Data records for software interfaces:

____________

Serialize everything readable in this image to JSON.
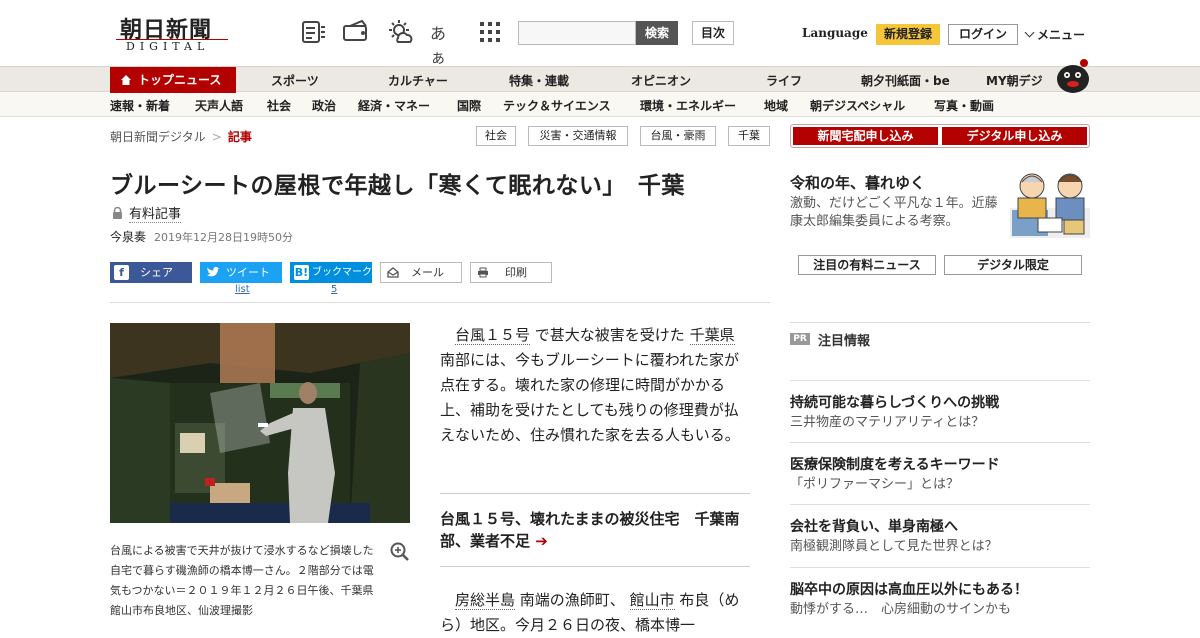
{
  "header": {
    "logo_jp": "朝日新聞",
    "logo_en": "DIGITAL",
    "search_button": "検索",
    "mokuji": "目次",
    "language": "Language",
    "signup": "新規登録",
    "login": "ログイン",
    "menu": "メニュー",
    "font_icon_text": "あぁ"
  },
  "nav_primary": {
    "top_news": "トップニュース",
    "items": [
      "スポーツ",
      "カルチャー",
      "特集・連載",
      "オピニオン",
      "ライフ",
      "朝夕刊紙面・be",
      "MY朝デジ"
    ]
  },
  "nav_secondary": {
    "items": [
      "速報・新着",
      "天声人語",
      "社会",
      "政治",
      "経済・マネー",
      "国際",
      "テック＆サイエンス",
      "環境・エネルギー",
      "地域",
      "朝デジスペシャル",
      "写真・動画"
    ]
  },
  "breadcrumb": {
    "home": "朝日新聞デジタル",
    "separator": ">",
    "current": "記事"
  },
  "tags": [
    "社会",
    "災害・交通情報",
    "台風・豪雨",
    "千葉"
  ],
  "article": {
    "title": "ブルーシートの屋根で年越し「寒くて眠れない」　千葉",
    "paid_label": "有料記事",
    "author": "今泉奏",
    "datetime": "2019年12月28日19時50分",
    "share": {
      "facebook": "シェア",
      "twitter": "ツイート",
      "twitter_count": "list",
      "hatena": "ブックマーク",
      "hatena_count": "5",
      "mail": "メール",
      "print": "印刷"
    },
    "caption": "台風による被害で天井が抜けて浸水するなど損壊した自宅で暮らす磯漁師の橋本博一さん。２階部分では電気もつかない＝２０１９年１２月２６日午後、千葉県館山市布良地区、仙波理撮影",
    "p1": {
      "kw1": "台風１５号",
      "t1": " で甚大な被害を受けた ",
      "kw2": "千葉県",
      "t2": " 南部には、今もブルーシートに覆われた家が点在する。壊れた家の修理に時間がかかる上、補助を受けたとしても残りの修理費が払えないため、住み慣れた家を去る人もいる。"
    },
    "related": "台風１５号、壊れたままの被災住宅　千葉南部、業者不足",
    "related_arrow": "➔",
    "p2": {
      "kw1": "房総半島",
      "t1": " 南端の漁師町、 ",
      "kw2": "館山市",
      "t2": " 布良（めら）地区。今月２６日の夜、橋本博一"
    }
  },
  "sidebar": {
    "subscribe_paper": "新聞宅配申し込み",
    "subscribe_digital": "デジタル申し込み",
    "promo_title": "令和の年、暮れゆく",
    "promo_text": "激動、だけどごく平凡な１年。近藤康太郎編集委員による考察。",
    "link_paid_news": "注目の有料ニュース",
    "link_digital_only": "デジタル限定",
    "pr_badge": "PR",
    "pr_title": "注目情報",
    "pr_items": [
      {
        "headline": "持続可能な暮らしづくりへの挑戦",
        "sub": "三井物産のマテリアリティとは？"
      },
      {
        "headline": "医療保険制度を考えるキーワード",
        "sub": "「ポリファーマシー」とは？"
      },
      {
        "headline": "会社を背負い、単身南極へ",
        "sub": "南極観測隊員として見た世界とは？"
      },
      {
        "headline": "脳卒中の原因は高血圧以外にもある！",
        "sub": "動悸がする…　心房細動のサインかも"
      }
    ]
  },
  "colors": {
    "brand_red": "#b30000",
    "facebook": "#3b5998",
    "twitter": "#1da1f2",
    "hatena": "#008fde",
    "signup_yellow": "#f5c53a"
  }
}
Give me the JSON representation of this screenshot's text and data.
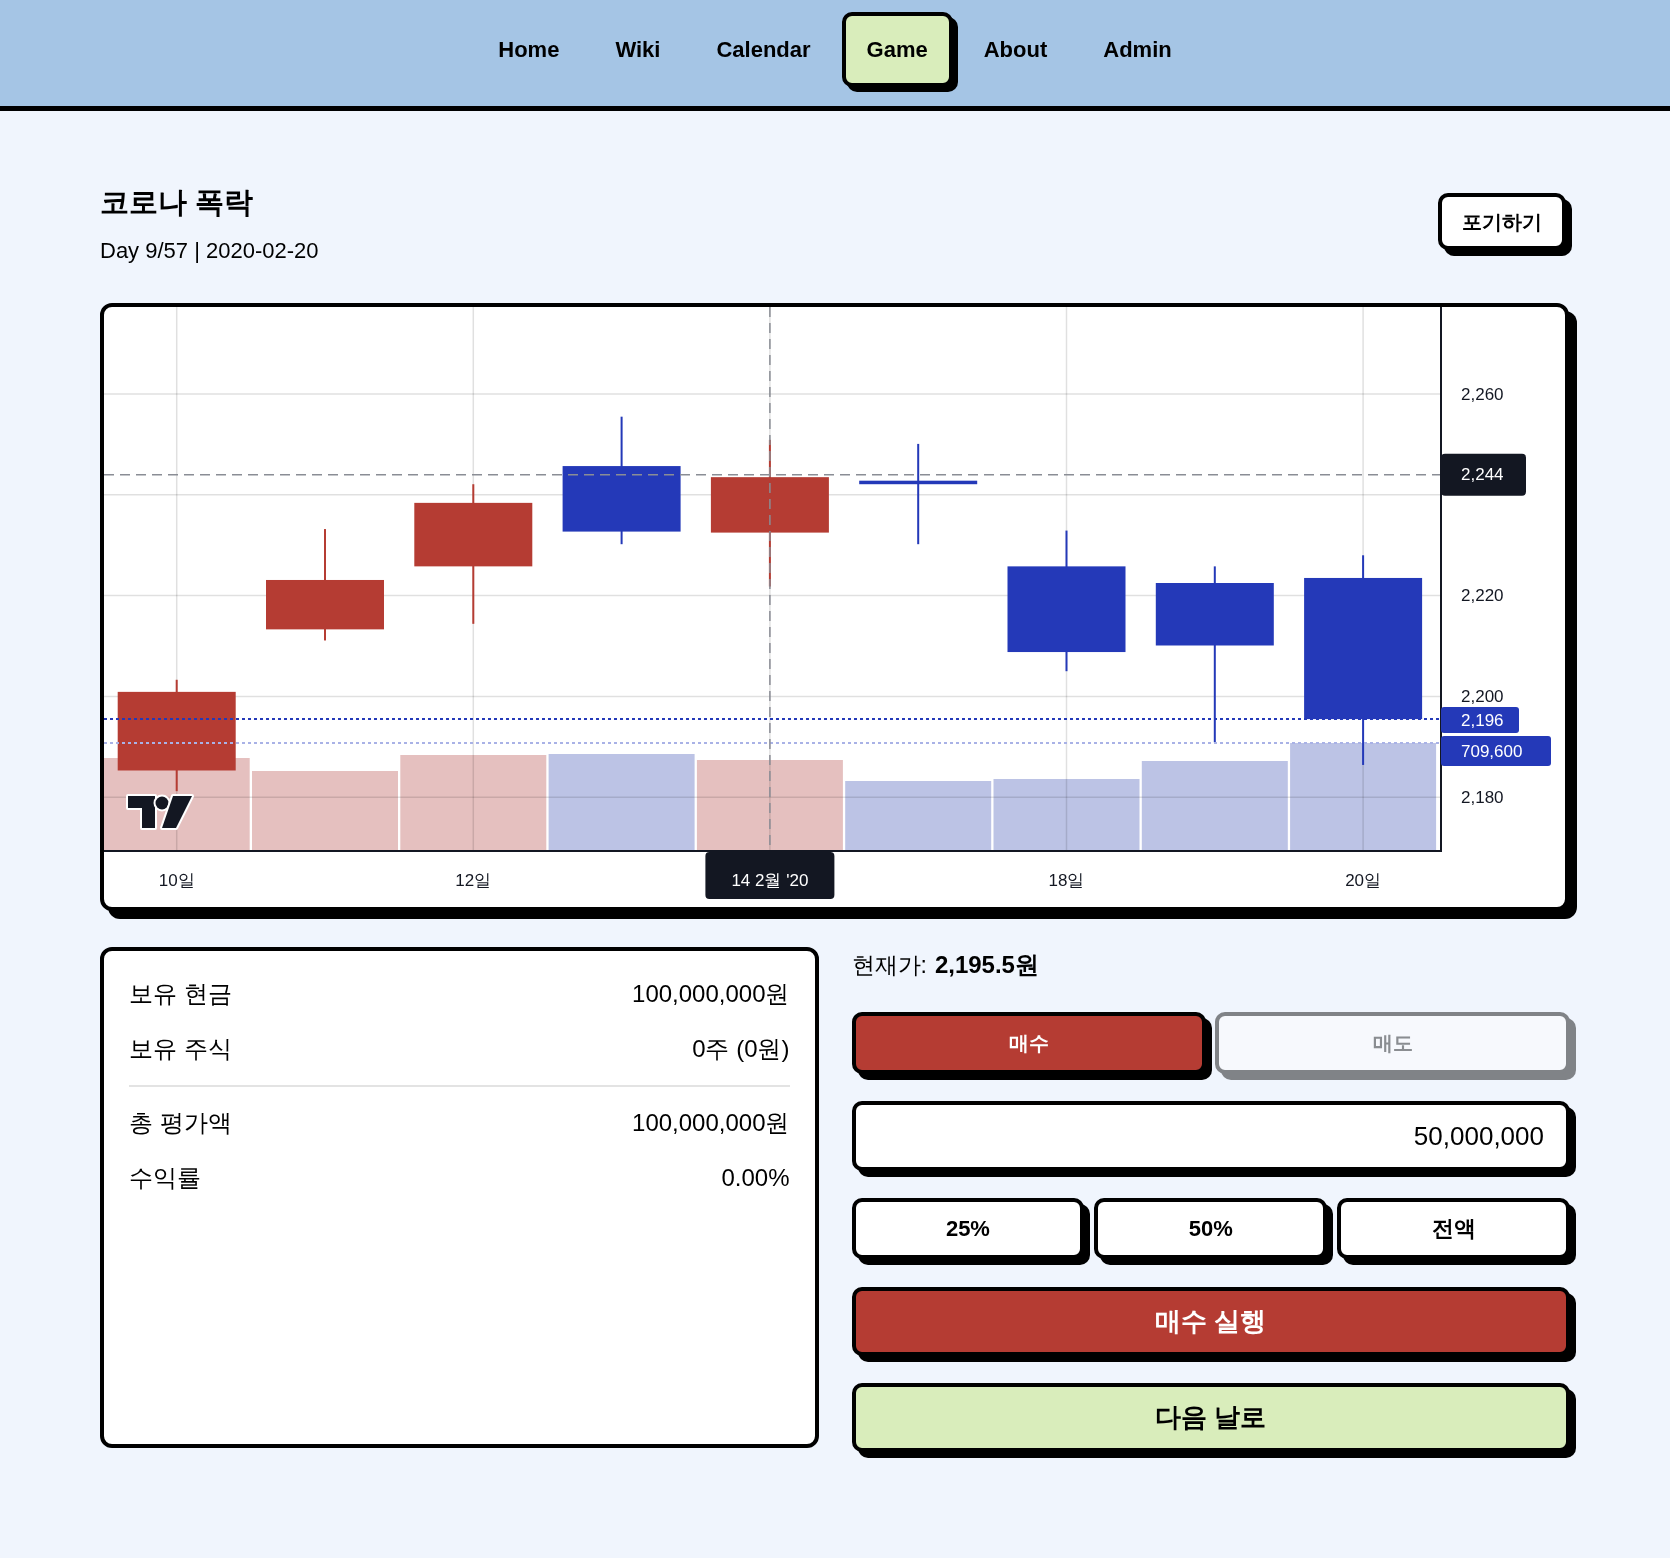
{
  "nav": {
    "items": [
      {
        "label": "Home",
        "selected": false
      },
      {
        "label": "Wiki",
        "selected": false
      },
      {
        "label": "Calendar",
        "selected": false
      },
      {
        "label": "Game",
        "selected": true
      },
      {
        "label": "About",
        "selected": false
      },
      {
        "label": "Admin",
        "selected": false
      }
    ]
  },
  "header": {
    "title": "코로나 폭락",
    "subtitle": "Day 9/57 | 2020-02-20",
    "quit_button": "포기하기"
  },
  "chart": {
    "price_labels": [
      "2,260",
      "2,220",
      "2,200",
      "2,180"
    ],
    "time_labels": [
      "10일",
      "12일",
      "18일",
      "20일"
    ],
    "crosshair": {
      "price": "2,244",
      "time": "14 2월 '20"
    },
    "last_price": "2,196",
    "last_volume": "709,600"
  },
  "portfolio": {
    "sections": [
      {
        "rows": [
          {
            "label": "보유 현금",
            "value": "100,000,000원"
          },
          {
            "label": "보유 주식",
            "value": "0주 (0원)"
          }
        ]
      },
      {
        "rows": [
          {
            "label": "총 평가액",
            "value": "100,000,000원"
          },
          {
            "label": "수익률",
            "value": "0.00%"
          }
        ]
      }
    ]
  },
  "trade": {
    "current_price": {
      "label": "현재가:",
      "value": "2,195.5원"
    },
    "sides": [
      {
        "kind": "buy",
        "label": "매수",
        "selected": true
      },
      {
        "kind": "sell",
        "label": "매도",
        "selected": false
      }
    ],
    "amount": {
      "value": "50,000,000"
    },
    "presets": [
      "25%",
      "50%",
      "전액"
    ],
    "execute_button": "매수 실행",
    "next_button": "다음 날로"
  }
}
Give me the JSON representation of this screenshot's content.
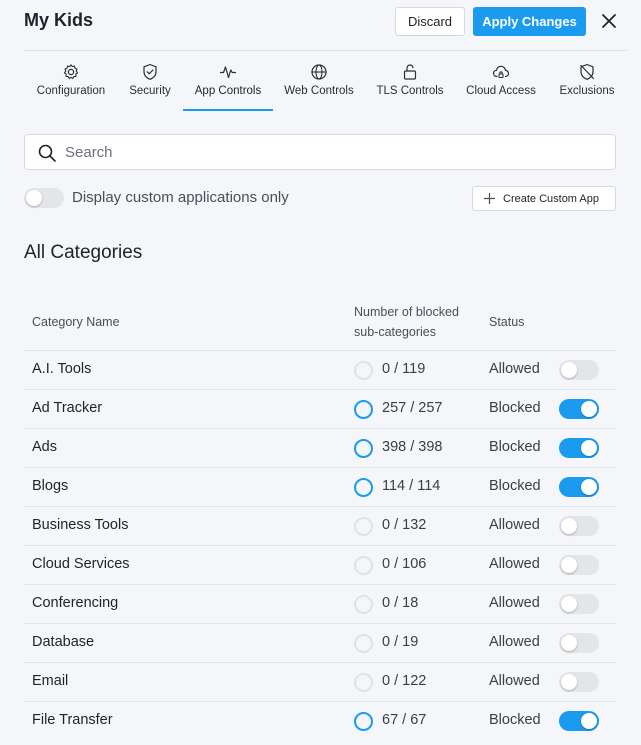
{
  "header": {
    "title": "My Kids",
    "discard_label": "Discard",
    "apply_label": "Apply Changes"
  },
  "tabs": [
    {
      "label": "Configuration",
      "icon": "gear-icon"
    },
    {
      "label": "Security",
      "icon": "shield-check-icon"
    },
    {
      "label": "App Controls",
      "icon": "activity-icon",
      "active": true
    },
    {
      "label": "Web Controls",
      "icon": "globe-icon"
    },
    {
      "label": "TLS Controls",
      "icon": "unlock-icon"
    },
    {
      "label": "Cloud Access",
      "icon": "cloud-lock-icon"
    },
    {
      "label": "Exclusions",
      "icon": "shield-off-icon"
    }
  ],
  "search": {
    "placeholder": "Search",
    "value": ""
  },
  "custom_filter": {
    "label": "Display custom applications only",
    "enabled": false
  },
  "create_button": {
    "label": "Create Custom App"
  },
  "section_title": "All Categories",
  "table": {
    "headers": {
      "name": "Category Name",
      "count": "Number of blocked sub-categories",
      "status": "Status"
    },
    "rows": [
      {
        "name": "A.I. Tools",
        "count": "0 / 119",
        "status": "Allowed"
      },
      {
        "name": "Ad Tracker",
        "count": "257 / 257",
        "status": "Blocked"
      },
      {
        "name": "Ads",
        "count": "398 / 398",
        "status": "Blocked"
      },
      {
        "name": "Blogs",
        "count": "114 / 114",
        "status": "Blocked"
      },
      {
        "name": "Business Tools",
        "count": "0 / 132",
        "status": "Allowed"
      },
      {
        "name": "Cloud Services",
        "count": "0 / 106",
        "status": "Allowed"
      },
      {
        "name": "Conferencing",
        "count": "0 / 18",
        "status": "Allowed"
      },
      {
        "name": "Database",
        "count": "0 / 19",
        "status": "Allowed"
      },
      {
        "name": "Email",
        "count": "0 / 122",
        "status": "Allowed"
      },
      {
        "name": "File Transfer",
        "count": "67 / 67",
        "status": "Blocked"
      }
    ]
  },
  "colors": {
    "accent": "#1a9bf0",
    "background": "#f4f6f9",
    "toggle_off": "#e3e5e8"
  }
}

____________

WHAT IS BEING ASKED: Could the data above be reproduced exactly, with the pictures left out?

ANSWER FOR THE TASK:
Serialize everything readable in this image to JSON.
{
  "header": {
    "logo_jp": "朝日新聞",
    "logo_en": "DIGITAL",
    "search_button": "検索",
    "mokuji": "目次",
    "language": "Language",
    "signup": "新規登録",
    "login": "ログイン",
    "menu": "メニュー",
    "font_icon_text": "あぁ"
  },
  "nav_primary": {
    "top_news": "トップニュース",
    "items": [
      "スポーツ",
      "カルチャー",
      "特集・連載",
      "オピニオン",
      "ライフ",
      "朝夕刊紙面・be",
      "MY朝デジ"
    ]
  },
  "nav_secondary": {
    "items": [
      "速報・新着",
      "天声人語",
      "社会",
      "政治",
      "経済・マネー",
      "国際",
      "テック＆サイエンス",
      "環境・エネルギー",
      "地域",
      "朝デジスペシャル",
      "写真・動画"
    ]
  },
  "breadcrumb": {
    "home": "朝日新聞デジタル",
    "separator": ">",
    "current": "記事"
  },
  "tags": [
    "社会",
    "災害・交通情報",
    "台風・豪雨",
    "千葉"
  ],
  "article": {
    "title": "ブルーシートの屋根で年越し「寒くて眠れない」　千葉",
    "paid_label": "有料記事",
    "author": "今泉奏",
    "datetime": "2019年12月28日19時50分",
    "share": {
      "facebook": "シェア",
      "twitter": "ツイート",
      "twitter_count": "list",
      "hatena": "ブックマーク",
      "hatena_count": "5",
      "mail": "メール",
      "print": "印刷"
    },
    "caption": "台風による被害で天井が抜けて浸水するなど損壊した自宅で暮らす磯漁師の橋本博一さん。２階部分では電気もつかない＝２０１９年１２月２６日午後、千葉県館山市布良地区、仙波理撮影",
    "p1": {
      "kw1": "台風１５号",
      "t1": " で甚大な被害を受けた ",
      "kw2": "千葉県",
      "t2": " 南部には、今もブルーシートに覆われた家が点在する。壊れた家の修理に時間がかかる上、補助を受けたとしても残りの修理費が払えないため、住み慣れた家を去る人もいる。"
    },
    "related": "台風１５号、壊れたままの被災住宅　千葉南部、業者不足",
    "related_arrow": "➔",
    "p2": {
      "kw1": "房総半島",
      "t1": " 南端の漁師町、 ",
      "kw2": "館山市",
      "t2": " 布良（めら）地区。今月２６日の夜、橋本博一"
    }
  },
  "sidebar": {
    "subscribe_paper": "新聞宅配申し込み",
    "subscribe_digital": "デジタル申し込み",
    "promo_title": "令和の年、暮れゆく",
    "promo_text": "激動、だけどごく平凡な１年。近藤康太郎編集委員による考察。",
    "link_paid_news": "注目の有料ニュース",
    "link_digital_only": "デジタル限定",
    "pr_badge": "PR",
    "pr_title": "注目情報",
    "pr_items": [
      {
        "headline": "持続可能な暮らしづくりへの挑戦",
        "sub": "三井物産のマテリアリティとは？"
      },
      {
        "headline": "医療保険制度を考えるキーワード",
        "sub": "「ポリファーマシー」とは？"
      },
      {
        "headline": "会社を背負い、単身南極へ",
        "sub": "南極観測隊員として見た世界とは？"
      },
      {
        "headline": "脳卒中の原因は高血圧以外にもある！",
        "sub": "動悸がする…　心房細動のサインかも"
      }
    ]
  },
  "colors": {
    "brand_red": "#b30000",
    "facebook": "#3b5998",
    "twitter": "#1da1f2",
    "hatena": "#008fde",
    "signup_yellow": "#f5c53a"
  }
}
Give me the JSON representation of this screenshot's text and data.
{
  "nav": {
    "items": [
      {
        "label": "Home",
        "selected": false
      },
      {
        "label": "Wiki",
        "selected": false
      },
      {
        "label": "Calendar",
        "selected": false
      },
      {
        "label": "Game",
        "selected": true
      },
      {
        "label": "About",
        "selected": false
      },
      {
        "label": "Admin",
        "selected": false
      }
    ]
  },
  "header": {
    "title": "코로나 폭락",
    "subtitle": "Day 9/57 | 2020-02-20",
    "quit_button": "포기하기"
  },
  "chart": {
    "price_labels": [
      "2,260",
      "2,220",
      "2,200",
      "2,180"
    ],
    "time_labels": [
      "10일",
      "12일",
      "18일",
      "20일"
    ],
    "crosshair": {
      "price": "2,244",
      "time": "14 2월 '20"
    },
    "last_price": "2,196",
    "last_volume": "709,600"
  },
  "portfolio": {
    "sections": [
      {
        "rows": [
          {
            "label": "보유 현금",
            "value": "100,000,000원"
          },
          {
            "label": "보유 주식",
            "value": "0주 (0원)"
          }
        ]
      },
      {
        "rows": [
          {
            "label": "총 평가액",
            "value": "100,000,000원"
          },
          {
            "label": "수익률",
            "value": "0.00%"
          }
        ]
      }
    ]
  },
  "trade": {
    "current_price": {
      "label": "현재가:",
      "value": "2,195.5원"
    },
    "sides": [
      {
        "kind": "buy",
        "label": "매수",
        "selected": true
      },
      {
        "kind": "sell",
        "label": "매도",
        "selected": false
      }
    ],
    "amount": {
      "value": "50,000,000"
    },
    "presets": [
      "25%",
      "50%",
      "전액"
    ],
    "execute_button": "매수 실행",
    "next_button": "다음 날로"
  }
}
Give me the JSON representation of this screenshot's content.
{
  "header": {
    "title": "My Kids",
    "discard_label": "Discard",
    "apply_label": "Apply Changes"
  },
  "tabs": [
    {
      "label": "Configuration",
      "icon": "gear-icon"
    },
    {
      "label": "Security",
      "icon": "shield-check-icon"
    },
    {
      "label": "App Controls",
      "icon": "activity-icon",
      "active": true
    },
    {
      "label": "Web Controls",
      "icon": "globe-icon"
    },
    {
      "label": "TLS Controls",
      "icon": "unlock-icon"
    },
    {
      "label": "Cloud Access",
      "icon": "cloud-lock-icon"
    },
    {
      "label": "Exclusions",
      "icon": "shield-off-icon"
    }
  ],
  "search": {
    "placeholder": "Search",
    "value": ""
  },
  "custom_filter": {
    "label": "Display custom applications only",
    "enabled": false
  },
  "create_button": {
    "label": "Create Custom App"
  },
  "section_title": "All Categories",
  "table": {
    "headers": {
      "name": "Category Name",
      "count": "Number of blocked sub-categories",
      "status": "Status"
    },
    "rows": [
      {
        "name": "A.I. Tools",
        "count": "0 / 119",
        "status": "Allowed"
      },
      {
        "name": "Ad Tracker",
        "count": "257 / 257",
        "status": "Blocked"
      },
      {
        "name": "Ads",
        "count": "398 / 398",
        "status": "Blocked"
      },
      {
        "name": "Blogs",
        "count": "114 / 114",
        "status": "Blocked"
      },
      {
        "name": "Business Tools",
        "count": "0 / 132",
        "status": "Allowed"
      },
      {
        "name": "Cloud Services",
        "count": "0 / 106",
        "status": "Allowed"
      },
      {
        "name": "Conferencing",
        "count": "0 / 18",
        "status": "Allowed"
      },
      {
        "name": "Database",
        "count": "0 / 19",
        "status": "Allowed"
      },
      {
        "name": "Email",
        "count": "0 / 122",
        "status": "Allowed"
      },
      {
        "name": "File Transfer",
        "count": "67 / 67",
        "status": "Blocked"
      }
    ]
  },
  "colors": {
    "accent": "#1a9bf0",
    "background": "#f4f6f9",
    "toggle_off": "#e3e5e8"
  }
}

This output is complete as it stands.